Work task → For each entry that follows, write out an identical copy.

Data records for software interfaces →
Start of Block

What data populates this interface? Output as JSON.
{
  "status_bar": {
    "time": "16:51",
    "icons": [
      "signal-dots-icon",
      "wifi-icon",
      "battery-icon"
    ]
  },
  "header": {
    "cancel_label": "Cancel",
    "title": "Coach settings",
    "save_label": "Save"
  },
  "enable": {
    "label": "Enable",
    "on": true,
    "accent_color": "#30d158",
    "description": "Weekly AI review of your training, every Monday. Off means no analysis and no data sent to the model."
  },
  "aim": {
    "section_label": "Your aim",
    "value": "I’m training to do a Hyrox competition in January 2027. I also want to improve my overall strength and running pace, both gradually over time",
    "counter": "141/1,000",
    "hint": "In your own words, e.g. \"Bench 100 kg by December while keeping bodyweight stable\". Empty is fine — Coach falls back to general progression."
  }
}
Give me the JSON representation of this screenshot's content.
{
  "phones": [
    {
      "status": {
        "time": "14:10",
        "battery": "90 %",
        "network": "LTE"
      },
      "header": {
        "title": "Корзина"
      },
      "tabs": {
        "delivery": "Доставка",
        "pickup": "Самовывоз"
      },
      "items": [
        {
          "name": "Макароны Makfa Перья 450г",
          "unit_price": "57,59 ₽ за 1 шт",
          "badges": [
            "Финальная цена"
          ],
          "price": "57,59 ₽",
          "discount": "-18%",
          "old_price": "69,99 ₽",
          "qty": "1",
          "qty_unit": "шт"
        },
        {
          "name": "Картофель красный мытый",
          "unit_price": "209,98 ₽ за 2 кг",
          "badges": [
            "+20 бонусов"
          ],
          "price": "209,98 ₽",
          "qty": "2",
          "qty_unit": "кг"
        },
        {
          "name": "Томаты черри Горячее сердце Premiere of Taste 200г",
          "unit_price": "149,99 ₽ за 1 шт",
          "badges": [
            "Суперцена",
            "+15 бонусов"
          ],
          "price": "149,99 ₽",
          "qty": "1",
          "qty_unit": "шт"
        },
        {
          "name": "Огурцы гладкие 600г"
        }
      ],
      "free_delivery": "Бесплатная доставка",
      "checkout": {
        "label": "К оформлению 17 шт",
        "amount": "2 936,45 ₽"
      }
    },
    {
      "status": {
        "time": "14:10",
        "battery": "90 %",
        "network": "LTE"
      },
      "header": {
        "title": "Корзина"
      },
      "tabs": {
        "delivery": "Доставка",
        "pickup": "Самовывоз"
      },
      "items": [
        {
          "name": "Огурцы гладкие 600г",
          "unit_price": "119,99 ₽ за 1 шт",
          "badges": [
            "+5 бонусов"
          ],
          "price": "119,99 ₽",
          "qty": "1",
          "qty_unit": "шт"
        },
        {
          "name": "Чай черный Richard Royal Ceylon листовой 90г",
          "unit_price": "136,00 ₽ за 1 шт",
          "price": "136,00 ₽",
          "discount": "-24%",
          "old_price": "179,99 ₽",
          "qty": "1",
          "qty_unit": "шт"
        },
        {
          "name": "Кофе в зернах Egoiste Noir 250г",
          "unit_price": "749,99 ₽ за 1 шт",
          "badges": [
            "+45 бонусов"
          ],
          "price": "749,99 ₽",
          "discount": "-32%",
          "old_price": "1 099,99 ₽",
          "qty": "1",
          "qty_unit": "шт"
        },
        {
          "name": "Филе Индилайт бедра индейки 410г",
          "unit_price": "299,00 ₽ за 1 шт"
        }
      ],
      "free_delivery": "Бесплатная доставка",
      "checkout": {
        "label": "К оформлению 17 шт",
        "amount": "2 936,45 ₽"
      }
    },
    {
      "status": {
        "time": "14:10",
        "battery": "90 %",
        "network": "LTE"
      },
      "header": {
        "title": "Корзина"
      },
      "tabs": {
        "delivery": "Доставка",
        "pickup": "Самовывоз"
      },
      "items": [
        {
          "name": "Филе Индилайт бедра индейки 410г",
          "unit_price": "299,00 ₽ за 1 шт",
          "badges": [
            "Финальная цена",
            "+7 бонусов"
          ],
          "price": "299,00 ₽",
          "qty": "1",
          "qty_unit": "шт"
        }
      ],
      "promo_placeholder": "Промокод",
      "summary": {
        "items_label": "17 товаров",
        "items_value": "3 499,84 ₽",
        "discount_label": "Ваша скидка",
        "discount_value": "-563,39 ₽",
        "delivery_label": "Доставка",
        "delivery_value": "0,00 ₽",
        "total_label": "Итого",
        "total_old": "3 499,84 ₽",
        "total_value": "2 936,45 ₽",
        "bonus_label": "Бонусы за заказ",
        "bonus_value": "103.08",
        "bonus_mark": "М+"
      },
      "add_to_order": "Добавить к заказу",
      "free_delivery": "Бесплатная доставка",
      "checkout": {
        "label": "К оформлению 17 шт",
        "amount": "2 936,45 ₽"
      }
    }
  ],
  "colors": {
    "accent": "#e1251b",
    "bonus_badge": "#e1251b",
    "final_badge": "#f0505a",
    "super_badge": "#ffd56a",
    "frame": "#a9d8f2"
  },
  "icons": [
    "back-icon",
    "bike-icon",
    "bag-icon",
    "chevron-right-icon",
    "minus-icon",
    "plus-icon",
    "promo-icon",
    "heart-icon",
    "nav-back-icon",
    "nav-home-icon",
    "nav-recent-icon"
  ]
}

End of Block

Response →
What data populates this interface? Output as JSON.
{
  "status_bar": {
    "time": "16:51",
    "icons": [
      "signal-dots-icon",
      "wifi-icon",
      "battery-icon"
    ]
  },
  "header": {
    "cancel_label": "Cancel",
    "title": "Coach settings",
    "save_label": "Save"
  },
  "enable": {
    "label": "Enable",
    "on": true,
    "accent_color": "#30d158",
    "description": "Weekly AI review of your training, every Monday. Off means no analysis and no data sent to the model."
  },
  "aim": {
    "section_label": "Your aim",
    "value": "I’m training to do a Hyrox competition in January 2027. I also want to improve my overall strength and running pace, both gradually over time",
    "counter": "141/1,000",
    "hint": "In your own words, e.g. \"Bench 100 kg by December while keeping bodyweight stable\". Empty is fine — Coach falls back to general progression."
  }
}
Give me the JSON representation of this screenshot's content.
{
  "phones": [
    {
      "status": {
        "time": "14:10",
        "battery": "90 %",
        "network": "LTE"
      },
      "header": {
        "title": "Корзина"
      },
      "tabs": {
        "delivery": "Доставка",
        "pickup": "Самовывоз"
      },
      "items": [
        {
          "name": "Макароны Makfa Перья 450г",
          "unit_price": "57,59 ₽ за 1 шт",
          "badges": [
            "Финальная цена"
          ],
          "price": "57,59 ₽",
          "discount": "-18%",
          "old_price": "69,99 ₽",
          "qty": "1",
          "qty_unit": "шт"
        },
        {
          "name": "Картофель красный мытый",
          "unit_price": "209,98 ₽ за 2 кг",
          "badges": [
            "+20 бонусов"
          ],
          "price": "209,98 ₽",
          "qty": "2",
          "qty_unit": "кг"
        },
        {
          "name": "Томаты черри Горячее сердце Premiere of Taste 200г",
          "unit_price": "149,99 ₽ за 1 шт",
          "badges": [
            "Суперцена",
            "+15 бонусов"
          ],
          "price": "149,99 ₽",
          "qty": "1",
          "qty_unit": "шт"
        },
        {
          "name": "Огурцы гладкие 600г"
        }
      ],
      "free_delivery": "Бесплатная доставка",
      "checkout": {
        "label": "К оформлению 17 шт",
        "amount": "2 936,45 ₽"
      }
    },
    {
      "status": {
        "time": "14:10",
        "battery": "90 %",
        "network": "LTE"
      },
      "header": {
        "title": "Корзина"
      },
      "tabs": {
        "delivery": "Доставка",
        "pickup": "Самовывоз"
      },
      "items": [
        {
          "name": "Огурцы гладкие 600г",
          "unit_price": "119,99 ₽ за 1 шт",
          "badges": [
            "+5 бонусов"
          ],
          "price": "119,99 ₽",
          "qty": "1",
          "qty_unit": "шт"
        },
        {
          "name": "Чай черный Richard Royal Ceylon листовой 90г",
          "unit_price": "136,00 ₽ за 1 шт",
          "price": "136,00 ₽",
          "discount": "-24%",
          "old_price": "179,99 ₽",
          "qty": "1",
          "qty_unit": "шт"
        },
        {
          "name": "Кофе в зернах Egoiste Noir 250г",
          "unit_price": "749,99 ₽ за 1 шт",
          "badges": [
            "+45 бонусов"
          ],
          "price": "749,99 ₽",
          "discount": "-32%",
          "old_price": "1 099,99 ₽",
          "qty": "1",
          "qty_unit": "шт"
        },
        {
          "name": "Филе Индилайт бедра индейки 410г",
          "unit_price": "299,00 ₽ за 1 шт"
        }
      ],
      "free_delivery": "Бесплатная доставка",
      "checkout": {
        "label": "К оформлению 17 шт",
        "amount": "2 936,45 ₽"
      }
    },
    {
      "status": {
        "time": "14:10",
        "battery": "90 %",
        "network": "LTE"
      },
      "header": {
        "title": "Корзина"
      },
      "tabs": {
        "delivery": "Доставка",
        "pickup": "Самовывоз"
      },
      "items": [
        {
          "name": "Филе Индилайт бедра индейки 410г",
          "unit_price": "299,00 ₽ за 1 шт",
          "badges": [
            "Финальная цена",
            "+7 бонусов"
          ],
          "price": "299,00 ₽",
          "qty": "1",
          "qty_unit": "шт"
        }
      ],
      "promo_placeholder": "Промокод",
      "summary": {
        "items_label": "17 товаров",
        "items_value": "3 499,84 ₽",
        "discount_label": "Ваша скидка",
        "discount_value": "-563,39 ₽",
        "delivery_label": "Доставка",
        "delivery_value": "0,00 ₽",
        "total_label": "Итого",
        "total_old": "3 499,84 ₽",
        "total_value": "2 936,45 ₽",
        "bonus_label": "Бонусы за заказ",
        "bonus_value": "103.08",
        "bonus_mark": "М+"
      },
      "add_to_order": "Добавить к заказу",
      "free_delivery": "Бесплатная доставка",
      "checkout": {
        "label": "К оформлению 17 шт",
        "amount": "2 936,45 ₽"
      }
    }
  ],
  "colors": {
    "accent": "#e1251b",
    "bonus_badge": "#e1251b",
    "final_badge": "#f0505a",
    "super_badge": "#ffd56a",
    "frame": "#a9d8f2"
  },
  "icons": [
    "back-icon",
    "bike-icon",
    "bag-icon",
    "chevron-right-icon",
    "minus-icon",
    "plus-icon",
    "promo-icon",
    "heart-icon",
    "nav-back-icon",
    "nav-home-icon",
    "nav-recent-icon"
  ]
}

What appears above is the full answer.